Parse input stream as YUV4MPEG2 regardless of file extension. Primarily intended for use with stdin. This option is implied if the input filename has a “.y4m” extension

--input-depth <integer>

Bit-depth of input file or stream. Any value between 8 and 16. Default is 8. For Y4M files, this is read from the Y4M header.

--input-res <wxh>

Source picture size [w x h]. For Y4M files, this is read from the Y4M header.

--input-csp <integer or string>

Chroma Subsampling. 4:0:0(monochrome), 4:2:0, 4:2:2, and 4:4:4 are supported. For Y4M files, this is read from the Y4M header.

--input-fps <double>

The framerate of the input. For Y4M files, this is read from the Y4M header.

--skip <integer>

Number of frames to skip at start of input file. Default 0.

--frames, -f <integer>

Number of frames of input sequence to be analyzed. Default 0 (all).

Analyzer Configuration

--block-size <8/16/32>

Size of the non-overlapping blocks used to determine the E, h features. Default: 32.

--min-thresh <double>

Minimum threshold of epsilon for shot detection.

--max-thresh <double>

Maximum threshold of epsilon for shot detection.

Using the VCA API
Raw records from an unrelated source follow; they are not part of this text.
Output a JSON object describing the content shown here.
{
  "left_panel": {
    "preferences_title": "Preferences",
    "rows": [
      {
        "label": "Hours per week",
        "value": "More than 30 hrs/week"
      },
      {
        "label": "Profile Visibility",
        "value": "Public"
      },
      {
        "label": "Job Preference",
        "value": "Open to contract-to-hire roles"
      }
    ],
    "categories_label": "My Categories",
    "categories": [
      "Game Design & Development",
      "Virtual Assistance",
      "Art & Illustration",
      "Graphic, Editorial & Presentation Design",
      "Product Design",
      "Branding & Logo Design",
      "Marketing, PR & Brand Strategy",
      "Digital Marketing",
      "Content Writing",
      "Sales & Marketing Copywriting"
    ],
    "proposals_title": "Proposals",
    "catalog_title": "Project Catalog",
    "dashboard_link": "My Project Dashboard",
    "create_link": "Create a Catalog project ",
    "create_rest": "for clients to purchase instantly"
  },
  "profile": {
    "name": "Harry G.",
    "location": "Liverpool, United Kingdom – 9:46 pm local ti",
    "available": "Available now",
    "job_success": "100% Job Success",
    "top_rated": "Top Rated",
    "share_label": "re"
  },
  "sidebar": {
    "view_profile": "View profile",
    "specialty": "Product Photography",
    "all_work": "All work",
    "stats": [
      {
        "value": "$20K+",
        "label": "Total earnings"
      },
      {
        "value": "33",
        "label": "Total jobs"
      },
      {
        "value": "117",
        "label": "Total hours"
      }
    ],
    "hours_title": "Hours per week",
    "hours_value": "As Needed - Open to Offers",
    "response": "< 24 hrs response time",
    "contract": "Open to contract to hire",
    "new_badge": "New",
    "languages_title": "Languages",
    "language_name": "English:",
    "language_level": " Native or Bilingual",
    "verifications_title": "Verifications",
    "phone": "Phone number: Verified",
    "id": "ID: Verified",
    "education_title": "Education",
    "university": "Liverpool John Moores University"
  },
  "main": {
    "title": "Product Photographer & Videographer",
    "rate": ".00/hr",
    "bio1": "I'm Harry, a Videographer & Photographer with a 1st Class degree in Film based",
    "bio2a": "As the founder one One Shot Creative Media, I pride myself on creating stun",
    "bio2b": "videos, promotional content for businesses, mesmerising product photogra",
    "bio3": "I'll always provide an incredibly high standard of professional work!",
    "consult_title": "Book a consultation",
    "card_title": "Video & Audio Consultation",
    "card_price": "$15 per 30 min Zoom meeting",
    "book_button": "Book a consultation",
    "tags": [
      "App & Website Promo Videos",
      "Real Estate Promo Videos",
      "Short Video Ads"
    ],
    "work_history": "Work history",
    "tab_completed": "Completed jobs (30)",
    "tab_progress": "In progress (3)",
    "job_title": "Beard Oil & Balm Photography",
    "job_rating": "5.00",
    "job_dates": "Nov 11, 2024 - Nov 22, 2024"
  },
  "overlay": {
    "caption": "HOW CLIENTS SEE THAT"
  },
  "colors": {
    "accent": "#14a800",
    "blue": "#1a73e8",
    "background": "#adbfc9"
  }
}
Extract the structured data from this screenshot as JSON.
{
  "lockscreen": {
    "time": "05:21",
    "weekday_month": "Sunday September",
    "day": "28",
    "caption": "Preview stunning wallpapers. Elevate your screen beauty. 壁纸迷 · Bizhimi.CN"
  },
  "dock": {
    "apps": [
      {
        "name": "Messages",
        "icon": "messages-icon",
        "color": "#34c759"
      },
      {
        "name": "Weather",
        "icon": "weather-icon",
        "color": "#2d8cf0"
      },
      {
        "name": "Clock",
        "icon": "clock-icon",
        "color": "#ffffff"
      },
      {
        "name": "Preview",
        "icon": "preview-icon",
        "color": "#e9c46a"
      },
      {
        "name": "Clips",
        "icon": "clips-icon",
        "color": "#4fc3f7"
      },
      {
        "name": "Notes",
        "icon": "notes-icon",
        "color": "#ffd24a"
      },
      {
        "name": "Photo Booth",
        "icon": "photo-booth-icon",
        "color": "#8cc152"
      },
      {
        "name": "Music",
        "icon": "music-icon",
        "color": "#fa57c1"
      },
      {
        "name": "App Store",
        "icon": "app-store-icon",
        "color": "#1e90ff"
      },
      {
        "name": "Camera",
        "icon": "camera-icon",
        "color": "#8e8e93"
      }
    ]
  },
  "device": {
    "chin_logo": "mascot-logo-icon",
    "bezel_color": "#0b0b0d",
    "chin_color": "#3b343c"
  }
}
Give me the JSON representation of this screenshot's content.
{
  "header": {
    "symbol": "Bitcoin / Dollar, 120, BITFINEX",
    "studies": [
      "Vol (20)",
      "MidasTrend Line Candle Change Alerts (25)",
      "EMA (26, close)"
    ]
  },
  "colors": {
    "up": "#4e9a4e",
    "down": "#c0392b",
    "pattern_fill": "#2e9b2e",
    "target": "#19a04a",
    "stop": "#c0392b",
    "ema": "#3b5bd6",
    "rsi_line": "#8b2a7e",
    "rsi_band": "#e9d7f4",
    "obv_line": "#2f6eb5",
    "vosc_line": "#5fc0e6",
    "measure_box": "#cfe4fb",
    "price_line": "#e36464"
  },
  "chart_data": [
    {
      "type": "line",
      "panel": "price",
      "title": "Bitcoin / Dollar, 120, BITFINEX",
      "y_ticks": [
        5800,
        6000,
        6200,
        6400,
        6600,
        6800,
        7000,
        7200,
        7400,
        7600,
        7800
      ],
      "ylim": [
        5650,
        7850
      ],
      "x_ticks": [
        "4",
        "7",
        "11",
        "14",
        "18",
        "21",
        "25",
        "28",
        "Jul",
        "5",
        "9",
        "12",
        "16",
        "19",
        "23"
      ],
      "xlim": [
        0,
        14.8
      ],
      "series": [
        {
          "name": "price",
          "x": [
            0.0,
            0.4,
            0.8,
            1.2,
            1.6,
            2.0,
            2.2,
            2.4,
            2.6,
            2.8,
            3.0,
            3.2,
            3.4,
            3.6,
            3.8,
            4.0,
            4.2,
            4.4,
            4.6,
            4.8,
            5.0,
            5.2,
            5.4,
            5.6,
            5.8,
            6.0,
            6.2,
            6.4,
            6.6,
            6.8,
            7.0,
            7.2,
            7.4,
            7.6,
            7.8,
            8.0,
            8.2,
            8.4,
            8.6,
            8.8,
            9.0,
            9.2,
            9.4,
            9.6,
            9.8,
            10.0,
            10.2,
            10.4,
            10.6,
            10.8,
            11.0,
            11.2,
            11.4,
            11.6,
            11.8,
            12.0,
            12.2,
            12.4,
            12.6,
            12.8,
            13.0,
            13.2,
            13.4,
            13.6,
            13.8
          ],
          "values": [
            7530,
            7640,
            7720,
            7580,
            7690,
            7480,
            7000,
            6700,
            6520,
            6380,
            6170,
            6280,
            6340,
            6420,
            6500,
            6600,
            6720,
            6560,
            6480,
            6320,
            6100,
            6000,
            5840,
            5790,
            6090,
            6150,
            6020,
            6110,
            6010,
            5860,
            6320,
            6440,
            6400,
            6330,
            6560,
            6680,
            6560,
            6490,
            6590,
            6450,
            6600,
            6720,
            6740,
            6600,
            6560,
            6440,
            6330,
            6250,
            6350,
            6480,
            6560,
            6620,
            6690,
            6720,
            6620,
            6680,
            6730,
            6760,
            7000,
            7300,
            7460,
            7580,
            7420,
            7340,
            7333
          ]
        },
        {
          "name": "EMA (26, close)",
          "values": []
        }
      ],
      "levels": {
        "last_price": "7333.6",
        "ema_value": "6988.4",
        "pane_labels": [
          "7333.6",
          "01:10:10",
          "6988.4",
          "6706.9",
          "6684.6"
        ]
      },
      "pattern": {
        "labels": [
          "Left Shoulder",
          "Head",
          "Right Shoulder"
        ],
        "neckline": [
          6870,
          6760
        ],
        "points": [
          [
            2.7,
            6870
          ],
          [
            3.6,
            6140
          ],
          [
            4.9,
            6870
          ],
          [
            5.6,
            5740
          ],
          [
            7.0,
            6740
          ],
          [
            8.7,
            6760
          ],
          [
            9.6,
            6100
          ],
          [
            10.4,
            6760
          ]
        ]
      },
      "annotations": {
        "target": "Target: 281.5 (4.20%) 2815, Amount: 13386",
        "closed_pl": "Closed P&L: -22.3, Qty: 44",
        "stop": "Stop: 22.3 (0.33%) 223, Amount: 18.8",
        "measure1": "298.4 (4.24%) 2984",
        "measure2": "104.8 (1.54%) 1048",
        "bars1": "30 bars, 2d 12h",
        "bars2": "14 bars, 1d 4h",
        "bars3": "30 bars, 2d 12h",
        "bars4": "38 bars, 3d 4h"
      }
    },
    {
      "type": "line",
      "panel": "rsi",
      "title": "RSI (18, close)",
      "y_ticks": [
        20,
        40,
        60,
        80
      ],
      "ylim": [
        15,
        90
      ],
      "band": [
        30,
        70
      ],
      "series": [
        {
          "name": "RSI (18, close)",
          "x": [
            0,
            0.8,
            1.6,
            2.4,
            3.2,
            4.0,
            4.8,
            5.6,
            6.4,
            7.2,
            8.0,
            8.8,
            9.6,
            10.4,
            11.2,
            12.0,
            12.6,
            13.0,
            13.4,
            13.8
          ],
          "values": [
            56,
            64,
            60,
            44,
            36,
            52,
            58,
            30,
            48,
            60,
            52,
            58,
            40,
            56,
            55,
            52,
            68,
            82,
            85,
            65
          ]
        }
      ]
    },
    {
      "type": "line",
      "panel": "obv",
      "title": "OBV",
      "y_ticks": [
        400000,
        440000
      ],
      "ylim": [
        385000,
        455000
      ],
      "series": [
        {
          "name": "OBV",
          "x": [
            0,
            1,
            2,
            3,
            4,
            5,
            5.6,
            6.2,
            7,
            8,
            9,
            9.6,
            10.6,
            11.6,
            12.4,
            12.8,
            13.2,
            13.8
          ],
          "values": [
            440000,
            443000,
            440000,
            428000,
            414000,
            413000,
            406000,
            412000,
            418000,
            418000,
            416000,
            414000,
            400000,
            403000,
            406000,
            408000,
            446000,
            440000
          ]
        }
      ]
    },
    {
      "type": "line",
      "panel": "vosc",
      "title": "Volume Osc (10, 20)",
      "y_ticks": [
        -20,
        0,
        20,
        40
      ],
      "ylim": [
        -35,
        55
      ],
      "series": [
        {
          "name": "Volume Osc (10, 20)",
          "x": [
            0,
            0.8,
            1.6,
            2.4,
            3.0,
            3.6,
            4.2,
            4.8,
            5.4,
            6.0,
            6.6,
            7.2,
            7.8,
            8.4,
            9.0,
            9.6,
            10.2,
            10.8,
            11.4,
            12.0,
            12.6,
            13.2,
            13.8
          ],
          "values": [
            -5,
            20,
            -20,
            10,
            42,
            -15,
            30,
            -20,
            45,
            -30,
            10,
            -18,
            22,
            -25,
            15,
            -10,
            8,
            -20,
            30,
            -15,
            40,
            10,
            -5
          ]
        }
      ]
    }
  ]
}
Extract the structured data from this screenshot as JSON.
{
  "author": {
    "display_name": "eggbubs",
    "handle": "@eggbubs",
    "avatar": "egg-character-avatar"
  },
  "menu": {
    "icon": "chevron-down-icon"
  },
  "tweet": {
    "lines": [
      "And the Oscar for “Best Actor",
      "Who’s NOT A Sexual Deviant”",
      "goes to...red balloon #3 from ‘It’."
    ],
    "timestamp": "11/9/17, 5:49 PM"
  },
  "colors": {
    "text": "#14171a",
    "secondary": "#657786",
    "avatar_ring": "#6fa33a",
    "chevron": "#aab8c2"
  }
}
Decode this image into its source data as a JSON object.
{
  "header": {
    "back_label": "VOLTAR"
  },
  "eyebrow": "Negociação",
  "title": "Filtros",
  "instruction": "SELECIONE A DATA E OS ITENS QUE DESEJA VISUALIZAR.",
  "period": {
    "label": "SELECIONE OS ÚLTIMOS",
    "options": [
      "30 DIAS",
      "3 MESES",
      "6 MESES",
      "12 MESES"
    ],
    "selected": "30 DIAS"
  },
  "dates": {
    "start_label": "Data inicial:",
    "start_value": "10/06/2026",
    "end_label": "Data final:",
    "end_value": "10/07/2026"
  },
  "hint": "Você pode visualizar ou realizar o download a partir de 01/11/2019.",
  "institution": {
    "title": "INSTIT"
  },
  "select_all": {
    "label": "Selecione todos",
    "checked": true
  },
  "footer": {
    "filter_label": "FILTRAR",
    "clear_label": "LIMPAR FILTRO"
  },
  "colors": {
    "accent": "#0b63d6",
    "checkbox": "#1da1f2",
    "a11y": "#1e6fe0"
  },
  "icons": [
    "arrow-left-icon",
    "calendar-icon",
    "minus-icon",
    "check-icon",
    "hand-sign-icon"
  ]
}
VCA is written primarily in C++ and x86 assembly language. This API is wholly defined within :file: vcaLib.h in the source/lib/ folder of our source tree. All of the functions and variables and enumerations meant to be used by the end-user are present in this header.

vca_analyzer_open(vca_param param)

Create a new analyzer handler, all parameters from vca_param are copied. The returned pointer is then passed to all of the functions pertaining to this analyzer. Since vca_param is copied internally, the user may release their copy after allocating the analyzer. Changes made to their copy of the param structure have no affect on the analyzer after it has been allocated.

vca_result vca_analyzer_push(vca_analyzer *enc, vca_frame *frame)

Push a frame to the analyzer and start the analysis. Note that only the pointers will be copied but no ownership of the memory is transferred to the library. The caller must make sure that the pointers are valid until the frame was analyzed. Once a results for a frame was pulled the library will not use pointers anymore. This may block until there is a slot available to work on. The number of frames that will be processed in parallel can be set using nrFrameThreads.

bool vca_result_available(vca_analyzer *enc)

Check if a result is available to pull.

vca_result vca_analyzer_pull_frame_result(vca_analyzer *enc, vca_frame_results *result)

Pull a result from the analyzer. This may block until a result is available. Use vca_result_available() if you want to only check if a result is ready.

void vca_analyzer_close(vca_analyzer *enc)

Finally, the analyzer must be closed in order to free all of its resources. An analyzer that has been flushed cannot be restarted and reused. Once vca_analyzer_close() has been called, the analyzer handle must be discarded.

Try out the video complexity analyzer for yourself, amongst other exciting innovations both at https://athena.itec.aau.at/ and bitmovin.com